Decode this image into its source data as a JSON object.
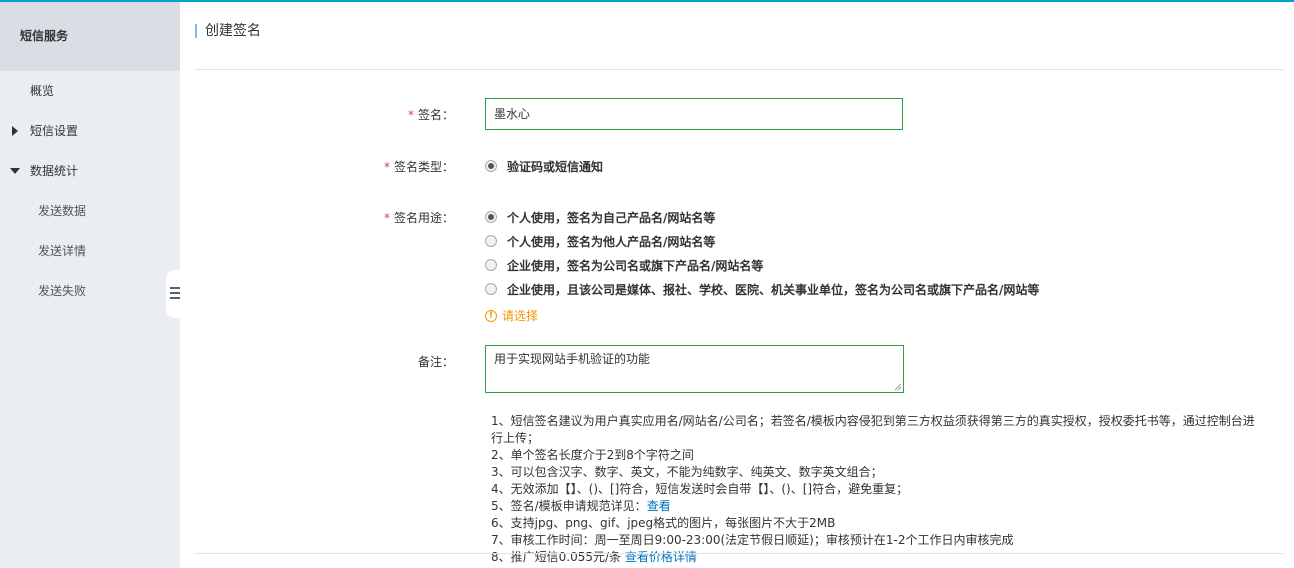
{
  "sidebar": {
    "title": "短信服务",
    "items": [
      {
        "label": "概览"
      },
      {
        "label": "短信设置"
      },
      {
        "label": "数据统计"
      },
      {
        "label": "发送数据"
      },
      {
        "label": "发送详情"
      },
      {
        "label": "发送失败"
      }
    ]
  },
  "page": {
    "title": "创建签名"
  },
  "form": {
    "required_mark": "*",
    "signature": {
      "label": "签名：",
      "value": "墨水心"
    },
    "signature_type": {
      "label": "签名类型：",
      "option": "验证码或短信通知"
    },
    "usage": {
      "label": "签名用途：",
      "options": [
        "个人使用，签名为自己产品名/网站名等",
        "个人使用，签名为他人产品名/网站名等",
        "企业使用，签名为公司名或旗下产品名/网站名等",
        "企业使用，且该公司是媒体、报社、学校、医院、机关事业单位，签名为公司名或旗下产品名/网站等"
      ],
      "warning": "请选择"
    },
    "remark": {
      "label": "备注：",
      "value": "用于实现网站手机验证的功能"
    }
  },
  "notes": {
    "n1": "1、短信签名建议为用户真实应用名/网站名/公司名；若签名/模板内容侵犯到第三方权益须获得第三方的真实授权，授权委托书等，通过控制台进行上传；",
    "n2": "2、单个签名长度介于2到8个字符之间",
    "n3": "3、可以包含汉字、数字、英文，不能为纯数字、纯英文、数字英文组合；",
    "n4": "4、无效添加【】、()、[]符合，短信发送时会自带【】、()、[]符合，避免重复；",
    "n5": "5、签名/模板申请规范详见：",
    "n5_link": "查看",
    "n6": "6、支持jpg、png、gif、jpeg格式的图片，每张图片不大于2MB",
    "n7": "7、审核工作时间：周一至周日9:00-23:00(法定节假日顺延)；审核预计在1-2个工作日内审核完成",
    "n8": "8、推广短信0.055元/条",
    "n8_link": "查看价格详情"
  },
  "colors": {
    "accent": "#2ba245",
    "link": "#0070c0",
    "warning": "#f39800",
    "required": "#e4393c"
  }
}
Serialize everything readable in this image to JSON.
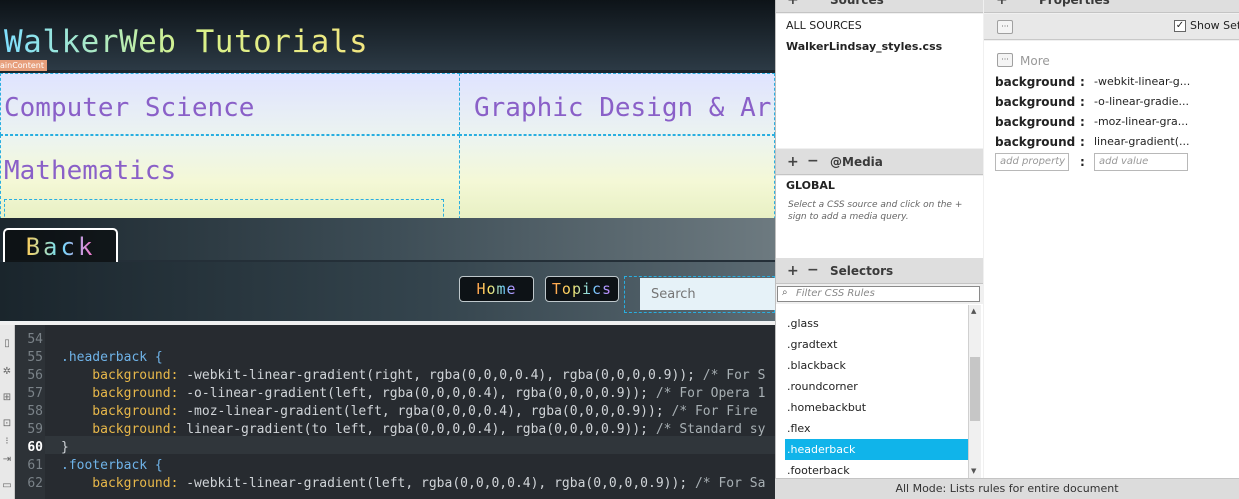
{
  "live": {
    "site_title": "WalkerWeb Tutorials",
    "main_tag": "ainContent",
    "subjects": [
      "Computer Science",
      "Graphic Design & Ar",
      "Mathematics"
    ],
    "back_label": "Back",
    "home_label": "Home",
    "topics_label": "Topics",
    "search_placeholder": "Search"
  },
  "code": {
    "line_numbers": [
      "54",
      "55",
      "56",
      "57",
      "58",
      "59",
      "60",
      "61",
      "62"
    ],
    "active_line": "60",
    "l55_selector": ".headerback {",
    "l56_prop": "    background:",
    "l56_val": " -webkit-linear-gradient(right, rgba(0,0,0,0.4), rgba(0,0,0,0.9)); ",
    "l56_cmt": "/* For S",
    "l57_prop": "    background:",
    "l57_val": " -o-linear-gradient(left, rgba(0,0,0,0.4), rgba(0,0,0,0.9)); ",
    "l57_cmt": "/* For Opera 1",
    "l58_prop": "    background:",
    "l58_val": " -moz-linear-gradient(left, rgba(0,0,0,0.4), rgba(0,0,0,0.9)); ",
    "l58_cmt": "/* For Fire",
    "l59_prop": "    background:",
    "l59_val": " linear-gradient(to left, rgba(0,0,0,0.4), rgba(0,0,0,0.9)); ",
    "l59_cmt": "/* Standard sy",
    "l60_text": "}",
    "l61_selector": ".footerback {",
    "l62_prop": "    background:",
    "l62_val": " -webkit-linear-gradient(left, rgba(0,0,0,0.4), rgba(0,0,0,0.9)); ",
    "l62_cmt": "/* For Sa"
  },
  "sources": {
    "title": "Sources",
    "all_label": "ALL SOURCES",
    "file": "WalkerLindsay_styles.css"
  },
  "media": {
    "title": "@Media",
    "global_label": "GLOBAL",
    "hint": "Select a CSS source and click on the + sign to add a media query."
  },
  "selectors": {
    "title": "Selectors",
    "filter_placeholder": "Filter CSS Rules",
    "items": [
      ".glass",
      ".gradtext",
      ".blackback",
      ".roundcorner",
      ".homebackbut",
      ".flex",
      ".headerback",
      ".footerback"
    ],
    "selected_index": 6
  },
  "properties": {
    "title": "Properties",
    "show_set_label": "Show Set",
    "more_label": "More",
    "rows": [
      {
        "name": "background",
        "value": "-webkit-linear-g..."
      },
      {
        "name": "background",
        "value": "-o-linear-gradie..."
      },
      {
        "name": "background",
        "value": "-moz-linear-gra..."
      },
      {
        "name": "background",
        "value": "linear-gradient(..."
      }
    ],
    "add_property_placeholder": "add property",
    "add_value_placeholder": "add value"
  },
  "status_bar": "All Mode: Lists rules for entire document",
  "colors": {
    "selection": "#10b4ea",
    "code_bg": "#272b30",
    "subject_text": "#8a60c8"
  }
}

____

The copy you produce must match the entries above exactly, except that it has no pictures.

Output of the exercise
Decode this image into its source data as a JSON object.
{
  "sidebar": {
    "title": "短信服务",
    "items": [
      {
        "label": "概览"
      },
      {
        "label": "短信设置"
      },
      {
        "label": "数据统计"
      },
      {
        "label": "发送数据"
      },
      {
        "label": "发送详情"
      },
      {
        "label": "发送失败"
      }
    ]
  },
  "page": {
    "title": "创建签名"
  },
  "form": {
    "required_mark": "*",
    "signature": {
      "label": "签名：",
      "value": "墨水心"
    },
    "signature_type": {
      "label": "签名类型：",
      "option": "验证码或短信通知"
    },
    "usage": {
      "label": "签名用途：",
      "options": [
        "个人使用，签名为自己产品名/网站名等",
        "个人使用，签名为他人产品名/网站名等",
        "企业使用，签名为公司名或旗下产品名/网站名等",
        "企业使用，且该公司是媒体、报社、学校、医院、机关事业单位，签名为公司名或旗下产品名/网站等"
      ],
      "warning": "请选择"
    },
    "remark": {
      "label": "备注：",
      "value": "用于实现网站手机验证的功能"
    }
  },
  "notes": {
    "n1": "1、短信签名建议为用户真实应用名/网站名/公司名；若签名/模板内容侵犯到第三方权益须获得第三方的真实授权，授权委托书等，通过控制台进行上传；",
    "n2": "2、单个签名长度介于2到8个字符之间",
    "n3": "3、可以包含汉字、数字、英文，不能为纯数字、纯英文、数字英文组合；",
    "n4": "4、无效添加【】、()、[]符合，短信发送时会自带【】、()、[]符合，避免重复；",
    "n5": "5、签名/模板申请规范详见：",
    "n5_link": "查看",
    "n6": "6、支持jpg、png、gif、jpeg格式的图片，每张图片不大于2MB",
    "n7": "7、审核工作时间：周一至周日9:00-23:00(法定节假日顺延)；审核预计在1-2个工作日内审核完成",
    "n8": "8、推广短信0.055元/条",
    "n8_link": "查看价格详情"
  },
  "colors": {
    "accent": "#2ba245",
    "link": "#0070c0",
    "warning": "#f39800",
    "required": "#e4393c"
  }
}
Serialize everything readable in this image to JSON.
{
  "live": {
    "site_title": "WalkerWeb Tutorials",
    "main_tag": "ainContent",
    "subjects": [
      "Computer Science",
      "Graphic Design & Ar",
      "Mathematics"
    ],
    "back_label": "Back",
    "home_label": "Home",
    "topics_label": "Topics",
    "search_placeholder": "Search"
  },
  "code": {
    "line_numbers": [
      "54",
      "55",
      "56",
      "57",
      "58",
      "59",
      "60",
      "61",
      "62"
    ],
    "active_line": "60",
    "l55_selector": ".headerback {",
    "l56_prop": "    background:",
    "l56_val": " -webkit-linear-gradient(right, rgba(0,0,0,0.4), rgba(0,0,0,0.9)); ",
    "l56_cmt": "/* For S",
    "l57_prop": "    background:",
    "l57_val": " -o-linear-gradient(left, rgba(0,0,0,0.4), rgba(0,0,0,0.9)); ",
    "l57_cmt": "/* For Opera 1",
    "l58_prop": "    background:",
    "l58_val": " -moz-linear-gradient(left, rgba(0,0,0,0.4), rgba(0,0,0,0.9)); ",
    "l58_cmt": "/* For Fire",
    "l59_prop": "    background:",
    "l59_val": " linear-gradient(to left, rgba(0,0,0,0.4), rgba(0,0,0,0.9)); ",
    "l59_cmt": "/* Standard sy",
    "l60_text": "}",
    "l61_selector": ".footerback {",
    "l62_prop": "    background:",
    "l62_val": " -webkit-linear-gradient(left, rgba(0,0,0,0.4), rgba(0,0,0,0.9)); ",
    "l62_cmt": "/* For Sa"
  },
  "sources": {
    "title": "Sources",
    "all_label": "ALL SOURCES",
    "file": "WalkerLindsay_styles.css"
  },
  "media": {
    "title": "@Media",
    "global_label": "GLOBAL",
    "hint": "Select a CSS source and click on the + sign to add a media query."
  },
  "selectors": {
    "title": "Selectors",
    "filter_placeholder": "Filter CSS Rules",
    "items": [
      ".glass",
      ".gradtext",
      ".blackback",
      ".roundcorner",
      ".homebackbut",
      ".flex",
      ".headerback",
      ".footerback"
    ],
    "selected_index": 6
  },
  "properties": {
    "title": "Properties",
    "show_set_label": "Show Set",
    "more_label": "More",
    "rows": [
      {
        "name": "background",
        "value": "-webkit-linear-g..."
      },
      {
        "name": "background",
        "value": "-o-linear-gradie..."
      },
      {
        "name": "background",
        "value": "-moz-linear-gra..."
      },
      {
        "name": "background",
        "value": "linear-gradient(..."
      }
    ],
    "add_property_placeholder": "add property",
    "add_value_placeholder": "add value"
  },
  "status_bar": "All Mode: Lists rules for entire document",
  "colors": {
    "selection": "#10b4ea",
    "code_bg": "#272b30",
    "subject_text": "#8a60c8"
  }
}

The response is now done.